WORK TO COMPLETE → Only the lines that include "Response" should be copied from the data below.
^^^^
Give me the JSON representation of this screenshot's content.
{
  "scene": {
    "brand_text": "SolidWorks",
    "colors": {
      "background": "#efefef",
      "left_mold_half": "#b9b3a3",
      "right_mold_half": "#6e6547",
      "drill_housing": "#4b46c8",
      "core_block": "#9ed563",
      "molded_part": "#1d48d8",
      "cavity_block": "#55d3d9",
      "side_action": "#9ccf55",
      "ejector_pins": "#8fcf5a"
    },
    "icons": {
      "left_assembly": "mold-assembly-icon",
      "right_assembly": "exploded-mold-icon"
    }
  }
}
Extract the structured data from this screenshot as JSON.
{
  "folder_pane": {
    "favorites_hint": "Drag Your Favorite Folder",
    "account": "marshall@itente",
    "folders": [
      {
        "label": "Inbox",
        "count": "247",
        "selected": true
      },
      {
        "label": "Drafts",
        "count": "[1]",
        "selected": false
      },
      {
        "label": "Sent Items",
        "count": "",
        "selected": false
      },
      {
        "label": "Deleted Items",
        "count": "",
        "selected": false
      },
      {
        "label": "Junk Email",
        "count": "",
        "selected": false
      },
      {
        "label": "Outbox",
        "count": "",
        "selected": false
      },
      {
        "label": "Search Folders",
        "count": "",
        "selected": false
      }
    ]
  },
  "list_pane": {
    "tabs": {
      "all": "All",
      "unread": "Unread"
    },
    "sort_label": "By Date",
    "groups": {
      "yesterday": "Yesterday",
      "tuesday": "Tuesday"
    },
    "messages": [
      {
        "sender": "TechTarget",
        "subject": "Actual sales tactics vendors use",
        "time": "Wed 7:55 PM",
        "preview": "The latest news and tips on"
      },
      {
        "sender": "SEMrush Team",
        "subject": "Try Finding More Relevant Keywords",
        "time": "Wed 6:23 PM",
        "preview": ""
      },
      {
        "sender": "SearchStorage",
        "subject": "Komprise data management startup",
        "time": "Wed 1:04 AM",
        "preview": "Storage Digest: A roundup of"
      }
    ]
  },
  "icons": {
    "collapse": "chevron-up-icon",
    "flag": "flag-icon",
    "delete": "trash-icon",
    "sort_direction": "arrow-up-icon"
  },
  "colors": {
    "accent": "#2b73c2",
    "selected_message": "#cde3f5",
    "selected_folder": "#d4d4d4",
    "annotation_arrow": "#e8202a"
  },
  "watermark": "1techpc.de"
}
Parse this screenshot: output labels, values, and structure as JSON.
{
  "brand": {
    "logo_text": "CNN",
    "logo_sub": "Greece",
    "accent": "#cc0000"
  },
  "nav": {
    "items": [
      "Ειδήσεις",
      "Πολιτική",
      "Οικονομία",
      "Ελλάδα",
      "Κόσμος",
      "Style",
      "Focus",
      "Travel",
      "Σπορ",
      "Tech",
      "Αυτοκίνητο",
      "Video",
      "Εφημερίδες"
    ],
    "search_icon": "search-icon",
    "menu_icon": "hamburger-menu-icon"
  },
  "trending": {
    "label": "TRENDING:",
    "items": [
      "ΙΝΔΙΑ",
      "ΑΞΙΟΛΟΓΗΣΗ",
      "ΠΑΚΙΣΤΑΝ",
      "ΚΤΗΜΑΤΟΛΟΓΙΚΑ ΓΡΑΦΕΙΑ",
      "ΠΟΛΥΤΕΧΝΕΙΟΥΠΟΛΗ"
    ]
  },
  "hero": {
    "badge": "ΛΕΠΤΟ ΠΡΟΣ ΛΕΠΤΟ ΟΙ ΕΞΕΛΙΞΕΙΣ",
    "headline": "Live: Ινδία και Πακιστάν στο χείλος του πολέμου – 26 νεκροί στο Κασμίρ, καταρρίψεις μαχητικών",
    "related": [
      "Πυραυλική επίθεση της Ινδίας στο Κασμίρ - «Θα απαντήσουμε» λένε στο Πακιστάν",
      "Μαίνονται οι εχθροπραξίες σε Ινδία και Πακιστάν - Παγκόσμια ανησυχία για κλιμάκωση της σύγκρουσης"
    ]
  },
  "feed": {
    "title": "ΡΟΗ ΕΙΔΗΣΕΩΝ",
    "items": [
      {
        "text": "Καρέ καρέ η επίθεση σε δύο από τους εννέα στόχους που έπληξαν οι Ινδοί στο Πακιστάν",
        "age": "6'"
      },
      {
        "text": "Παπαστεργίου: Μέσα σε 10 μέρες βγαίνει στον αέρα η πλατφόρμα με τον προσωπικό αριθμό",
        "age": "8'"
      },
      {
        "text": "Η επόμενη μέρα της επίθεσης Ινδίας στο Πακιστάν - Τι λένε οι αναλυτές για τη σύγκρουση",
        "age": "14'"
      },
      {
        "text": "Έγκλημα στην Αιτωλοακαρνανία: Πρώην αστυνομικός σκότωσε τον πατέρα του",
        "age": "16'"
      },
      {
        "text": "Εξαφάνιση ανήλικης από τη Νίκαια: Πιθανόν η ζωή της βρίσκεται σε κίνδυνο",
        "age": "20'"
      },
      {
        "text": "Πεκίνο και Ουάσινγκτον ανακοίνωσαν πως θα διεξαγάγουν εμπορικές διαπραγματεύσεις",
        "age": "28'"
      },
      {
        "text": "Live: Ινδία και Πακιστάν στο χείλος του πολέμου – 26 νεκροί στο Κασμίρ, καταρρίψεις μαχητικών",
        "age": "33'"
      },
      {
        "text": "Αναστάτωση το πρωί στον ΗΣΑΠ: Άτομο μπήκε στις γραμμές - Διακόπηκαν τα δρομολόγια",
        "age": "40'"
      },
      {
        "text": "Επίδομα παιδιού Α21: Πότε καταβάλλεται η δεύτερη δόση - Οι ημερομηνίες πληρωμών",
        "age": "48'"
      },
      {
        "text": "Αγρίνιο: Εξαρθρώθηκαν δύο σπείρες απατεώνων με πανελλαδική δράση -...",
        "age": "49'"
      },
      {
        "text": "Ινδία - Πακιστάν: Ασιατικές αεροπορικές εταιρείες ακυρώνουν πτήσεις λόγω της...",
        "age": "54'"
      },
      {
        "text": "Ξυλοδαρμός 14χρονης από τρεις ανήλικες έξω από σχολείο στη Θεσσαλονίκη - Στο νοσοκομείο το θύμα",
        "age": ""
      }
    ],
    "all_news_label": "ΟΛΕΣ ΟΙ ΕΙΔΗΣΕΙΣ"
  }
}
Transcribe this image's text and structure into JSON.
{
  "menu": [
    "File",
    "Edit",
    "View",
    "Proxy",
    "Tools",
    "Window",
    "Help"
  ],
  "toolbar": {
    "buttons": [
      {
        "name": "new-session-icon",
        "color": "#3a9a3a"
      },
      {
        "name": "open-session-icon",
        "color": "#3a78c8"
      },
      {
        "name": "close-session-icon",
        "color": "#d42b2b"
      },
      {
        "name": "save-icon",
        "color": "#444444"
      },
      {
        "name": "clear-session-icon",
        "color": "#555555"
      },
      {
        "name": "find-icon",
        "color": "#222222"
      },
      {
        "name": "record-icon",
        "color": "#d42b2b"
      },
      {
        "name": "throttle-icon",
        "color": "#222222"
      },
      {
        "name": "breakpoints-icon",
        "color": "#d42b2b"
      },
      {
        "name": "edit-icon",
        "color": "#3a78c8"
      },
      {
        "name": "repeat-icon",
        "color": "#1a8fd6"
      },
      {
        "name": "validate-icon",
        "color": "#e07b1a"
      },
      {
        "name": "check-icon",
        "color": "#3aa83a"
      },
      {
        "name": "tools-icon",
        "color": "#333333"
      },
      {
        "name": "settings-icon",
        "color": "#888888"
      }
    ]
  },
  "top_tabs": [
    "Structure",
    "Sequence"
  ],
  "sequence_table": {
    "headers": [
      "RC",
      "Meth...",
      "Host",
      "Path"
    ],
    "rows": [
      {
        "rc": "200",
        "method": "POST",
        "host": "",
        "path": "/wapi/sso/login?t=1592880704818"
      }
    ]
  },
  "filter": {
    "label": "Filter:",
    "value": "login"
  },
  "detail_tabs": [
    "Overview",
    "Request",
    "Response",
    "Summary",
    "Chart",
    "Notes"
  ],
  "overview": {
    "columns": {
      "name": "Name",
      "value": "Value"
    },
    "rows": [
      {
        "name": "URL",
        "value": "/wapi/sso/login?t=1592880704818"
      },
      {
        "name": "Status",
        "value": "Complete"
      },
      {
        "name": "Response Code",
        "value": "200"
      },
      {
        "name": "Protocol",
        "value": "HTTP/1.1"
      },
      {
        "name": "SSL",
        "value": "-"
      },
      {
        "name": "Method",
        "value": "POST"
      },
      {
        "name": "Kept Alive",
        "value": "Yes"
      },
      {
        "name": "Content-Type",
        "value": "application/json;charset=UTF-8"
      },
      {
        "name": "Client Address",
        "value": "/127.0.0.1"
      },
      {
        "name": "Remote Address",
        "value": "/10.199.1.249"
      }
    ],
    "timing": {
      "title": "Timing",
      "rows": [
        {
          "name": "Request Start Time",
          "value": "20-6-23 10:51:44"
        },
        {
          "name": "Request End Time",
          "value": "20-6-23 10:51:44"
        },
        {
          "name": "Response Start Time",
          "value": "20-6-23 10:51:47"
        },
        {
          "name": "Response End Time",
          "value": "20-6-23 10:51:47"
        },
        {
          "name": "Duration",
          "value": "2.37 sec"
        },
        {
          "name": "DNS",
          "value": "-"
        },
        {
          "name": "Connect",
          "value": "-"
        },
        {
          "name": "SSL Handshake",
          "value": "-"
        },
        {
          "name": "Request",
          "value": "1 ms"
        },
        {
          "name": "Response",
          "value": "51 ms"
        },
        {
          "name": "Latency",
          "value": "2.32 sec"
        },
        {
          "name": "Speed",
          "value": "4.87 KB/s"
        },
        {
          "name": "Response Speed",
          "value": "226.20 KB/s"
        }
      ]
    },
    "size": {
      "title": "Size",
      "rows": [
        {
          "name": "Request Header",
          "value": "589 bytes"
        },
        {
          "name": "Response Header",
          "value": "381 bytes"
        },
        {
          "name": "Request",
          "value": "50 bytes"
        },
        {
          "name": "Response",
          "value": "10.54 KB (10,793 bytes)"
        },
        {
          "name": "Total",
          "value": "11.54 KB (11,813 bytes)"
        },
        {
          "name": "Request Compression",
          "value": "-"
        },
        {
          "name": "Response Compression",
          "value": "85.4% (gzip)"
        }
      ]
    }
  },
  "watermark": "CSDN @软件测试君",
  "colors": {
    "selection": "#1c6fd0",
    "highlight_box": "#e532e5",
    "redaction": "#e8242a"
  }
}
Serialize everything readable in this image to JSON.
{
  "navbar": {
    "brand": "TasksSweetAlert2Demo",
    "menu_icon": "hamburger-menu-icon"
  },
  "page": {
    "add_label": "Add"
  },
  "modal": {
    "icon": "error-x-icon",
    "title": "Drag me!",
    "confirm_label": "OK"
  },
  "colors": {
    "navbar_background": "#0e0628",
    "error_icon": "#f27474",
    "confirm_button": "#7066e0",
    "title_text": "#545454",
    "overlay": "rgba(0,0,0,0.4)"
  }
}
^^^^
EXERCISE SOLUTION →
    "Response",
        "name": "Response Code",
          "name": "Response Start Time",
          "name": "Response End Time",
          "name": "Response",
          "name": "Response Speed",
          "name": "Response Header",
          "name": "Response",
          "name": "Response Compression",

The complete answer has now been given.